From The National Law Journal:
Toyota Motor Corp. has moved to strike evidence from a software expert who claims to have identified a bug in the electronic throttle control system source code that plaintiffs attorneys blame for unintended acceleration by Toyota vehicles.
Michael Barr, who specializes in embedded software programming, was deposed on July 3 as a plaintiffs expert in the first bellwether trial of hundreds of cases pending in federal court in Santa Ana, Calif. The case, scheduled to go to trial on November 5, was brought by the estate of Ida St. John, 83, who suffered back injuries after her 2005 Camry accelerated while at a stop sign.
Toyota moved on August 9 to strike Barr’s report, arguing that plaintiffs attorneys were merely attempting to improperly assert a new defect theory. Plaintiffs attorney Todd Walburg, in an August 14 response, insisted that Barr was merely supplementing his own testimony and that of another expert.
“Plaintiff’s source code experts have located the software bug in Toyota’s electronic throttle control system source code that explains why Mrs. Ida St. John’s 2005 Toyota Camry accelerated out-of-control from a stop sign,” Walburg wrote. “This software bug likely also explains the numerous other reported Unintended Acceleration incidents that have initiated at low speeds and when drivers are parking or stopped at an intersection.”
A hearing on Toyota’s motion is scheduled for Tuesday.
The bellwether case, selected by Toyota to go before a jury, alleges that St. John’s vehicle accelerated on April 15, 2009, while at a stop sign in Columbus, Ga. St. John allegedly hit the brakes, but the car sped toward an elementary school, where it crashed into the gymnasium. Her grandson, William Curtis Grasty Jr., filed an amended complaint after she died last year.
In its motion, Toyota attorney Joel Smith, managing partner of the Columbia, S.C., office of Bowman and Brooke, wrote that Barr’s report is an attempt by plaintiffs attorneys to explain how the throttle valve of St. John’s vehicle opened beyond the idle angle without admitting that she hit the accelerator pedal accidentally. Barr and other experts previously had been unable to explain the alleged software glitch, referred to for the first time last month as the “full throttle bug.”

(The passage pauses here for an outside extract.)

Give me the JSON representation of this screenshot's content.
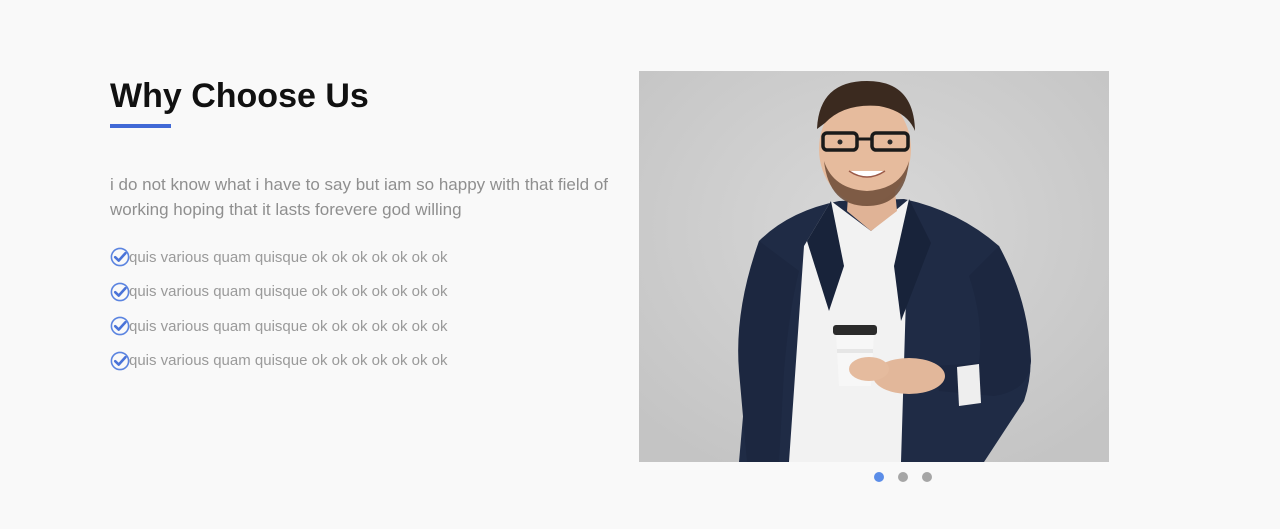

“Plaintiff’s late submission of Barr’s new opinions in his August 2, 2013, report is yet one more change in direction for Plaintiff’s ever illusive, moving target of a defect theory,” Smith wrote. “Plaintiff cannot dress new opinions in the disguise of ‘supplemental’ disclosures by claiming that Barr’s August 2, 2013, report merely provides a name to a general concept allegedly contained in Barr’s initial report.”
He added: “The changes to Barr’s opinion are not substantially justified or harmless, especially given the highly complex nature of this litigation.”
Toyota also has filed a motion for summary judgment under seal.
Walburg, a partner at San Francisco’s Lieff Cabraser, Heimann & Bernstein, insisted that this month’s report merely supplements Barr’s initial findings, submitted on April 12, and expands on an electronic defect theory that has long been part of the case.
“This is not a new argument, and it should not be a foreign concept to Toyota,” he wrote. “As Toyota is well aware, the existence of a software defect in Mrs. St. John’s 2005 Camry will be a central issue for the jury to decide in this bellwether trial.”
Both sides have moved to strike the testimony of more than a dozen additional experts; a hearing on those motions is scheduled for September 20.
Toyota is in trial now in another bellwether case in coordinated state court litigation in California, alleging that Toyota failed to install a brake override system that would have prevented Noriko Uno’s 2006 Camry from sudden accelerating on a residential street in Upland, Calif. A Los Angeles County, Calif., Superior Court jury began hearing the case, brought by the husband and son of Uno, who died from the 2009 crash, on August 8.
Two other trials against Toyota are scheduled this year in state courts in Oklahoma and Michigan; Barr was deposed in both of them on August 2, according to court records.